A lot of people tend to write actors off. They’re moody, they’re flakey, they don’t understand the production process, etc. Being a former actor, I know that is not the case. My respect level is so high. Actors are on my mind, whether I am writing, directing, or producing. I’ve been there.
Actors are here to help us figure out the truth. To get at the truth in a moment in a way that we can’t describe or control. You watch theater and you can tell who is telling the truth and then you really can apply that to your day to day. We particularly need these live truth telling rituals in an increasing virtual world. You have to really be there for it to really happen.
Libby Skala created a one-woman show based on her relationship with her grandmother, the Oscar-nominated actress, Lilia Skala. While most grandmothers would be horrified to learn that their granddaughter wanted to be an actress, Lilia instead was pleased that she would no longer be the only “black sheep” in the family. Here, Libby shares her struggles and triumphs becoming an actor, and the long and sometimes difficult process of developing her very own show.
An outstanding work ethic is key. New York is not a city for lazy people. A good sense of self-worth. You will be told “no” more than you are told “yes”, so you have to learn to just move on to the next thing without taking it personally. And persistence. Remember that developing a good reputation and a quality resume takes time. Of course talent is important too, but let’s not forget we live in a world where Anna Nicole Smith is famous. It truly can happen for anyone.
Through theater and the arts people can see their world as different and can be inspired to change it, and if not change it then just think a bit differently about it. That is an amazing ability that can’t be achieved in such a short period of time by just talking to someone. It creates empathy and allows the individual to suspend their own judgments for a short period of time and feel what it might be like to be in someone else’s shoes.
Iris Bahr’s one-woman show, “DAI (enough)” has the New York Times raving and audiences debating. Read why this sitcom and movie actress (“Curb Your Enthusiasm”) believes there’s nothing more gratifying than creating and performing shows that entertains, moves, angers, and provokes after-show dialogue!
The best advice every given to me was that agents, managers, casting directors, producers, everyone in the business is lazy. They don’t want to do anything. So all that you can do is become the greatest, individual artist that you can be. Eventually, if you are true to who you are and what you do, the public will respond and, all those suits will have to scramble to work with you. That kind of blind faith in yourself and persistence. That’s it.

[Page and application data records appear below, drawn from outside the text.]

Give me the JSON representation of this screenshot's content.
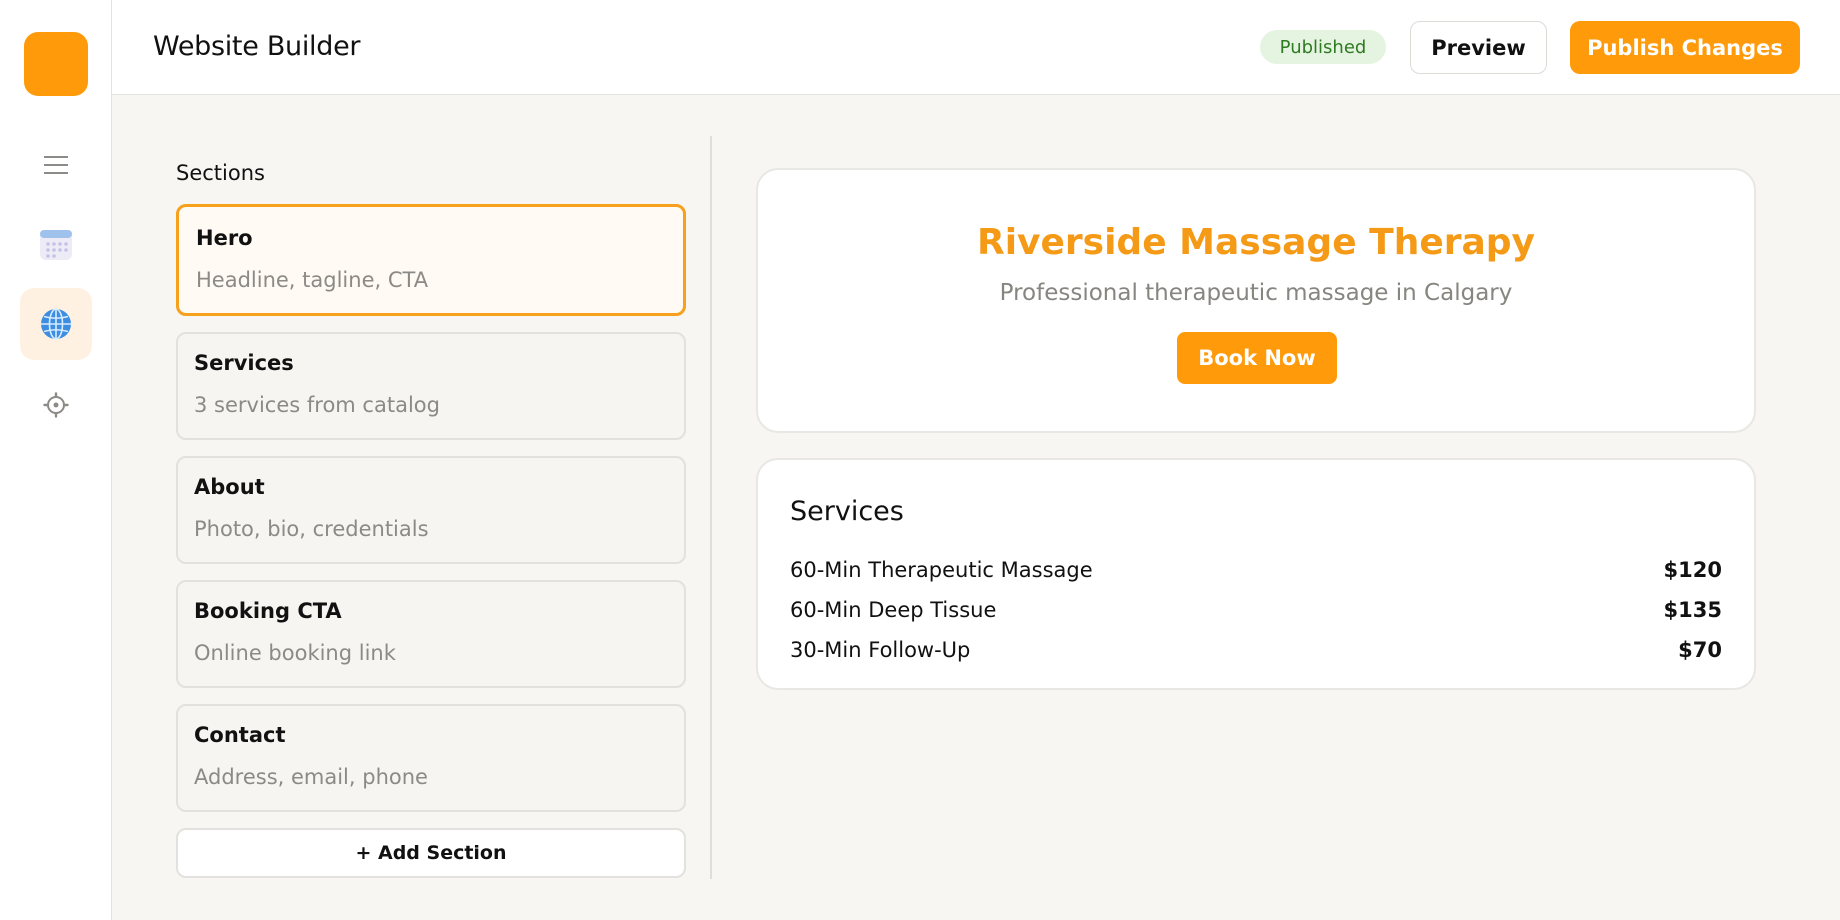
{
  "rail": {
    "items": [
      {
        "icon": "menu-icon"
      },
      {
        "icon": "calendar-icon"
      },
      {
        "icon": "globe-icon",
        "active": true
      },
      {
        "icon": "gear-icon"
      }
    ]
  },
  "header": {
    "title": "Website Builder",
    "status_badge": "Published",
    "preview_label": "Preview",
    "publish_label": "Publish Changes"
  },
  "sections_panel": {
    "title": "Sections",
    "items": [
      {
        "name": "Hero",
        "description": "Headline, tagline, CTA",
        "selected": true
      },
      {
        "name": "Services",
        "description": "3 services from catalog"
      },
      {
        "name": "About",
        "description": "Photo, bio, credentials"
      },
      {
        "name": "Booking CTA",
        "description": "Online booking link"
      },
      {
        "name": "Contact",
        "description": "Address, email, phone"
      }
    ],
    "add_label": "+ Add Section"
  },
  "preview": {
    "hero": {
      "title": "Riverside Massage Therapy",
      "tagline": "Professional therapeutic massage in Calgary",
      "cta_label": "Book Now"
    },
    "services": {
      "title": "Services",
      "items": [
        {
          "name": "60-Min Therapeutic Massage",
          "price": "$120"
        },
        {
          "name": "60-Min Deep Tissue",
          "price": "$135"
        },
        {
          "name": "30-Min Follow-Up",
          "price": "$70"
        }
      ]
    }
  },
  "colors": {
    "accent": "#ff9a0a",
    "accent_text": "#f49a17",
    "selected_border": "#f7a01c",
    "badge_bg": "#e5f4e0",
    "badge_text": "#2f7a22"
  }
}
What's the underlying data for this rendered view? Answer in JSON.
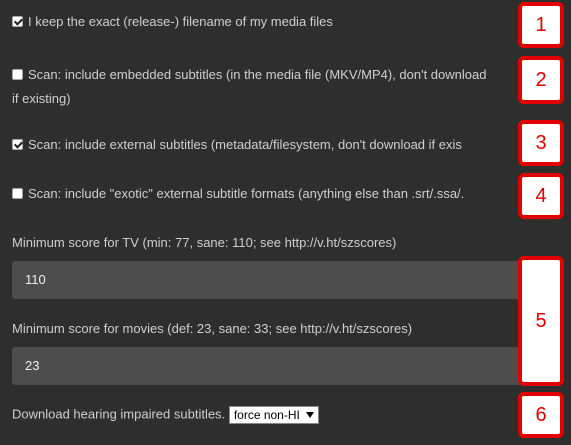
{
  "settings": {
    "keep_filename": {
      "label": "I keep the exact (release-) filename of my media files",
      "checked": true
    },
    "scan_embedded": {
      "label": "Scan: include embedded subtitles (in the media file (MKV/MP4), don't download",
      "label_cont": "if existing)",
      "checked": false
    },
    "scan_external": {
      "label": "Scan: include external subtitles (metadata/filesystem, don't download if exis",
      "checked": true
    },
    "scan_exotic": {
      "label": "Scan: include \"exotic\" external subtitle formats (anything else than .srt/.ssa/.",
      "checked": false
    },
    "min_score_tv": {
      "label": "Minimum score for TV (min: 77, sane: 110; see http://v.ht/szscores)",
      "value": "110"
    },
    "min_score_movies": {
      "label": "Minimum score for movies (def: 23, sane: 33; see http://v.ht/szscores)",
      "value": "23"
    },
    "hearing_impaired": {
      "label": "Download hearing impaired subtitles.",
      "selected": "force non-HI"
    }
  },
  "annotations": [
    "1",
    "2",
    "3",
    "4",
    "5",
    "6"
  ]
}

I think most people have insecurities when they start out, and I had to gain confidence through experience. But, now, I consciously put myself in insecure positions. I scare myself whenever I can. When I read a script and wonder how I could possibly play this part, that’s when I know I’ll have a chance to be original in it.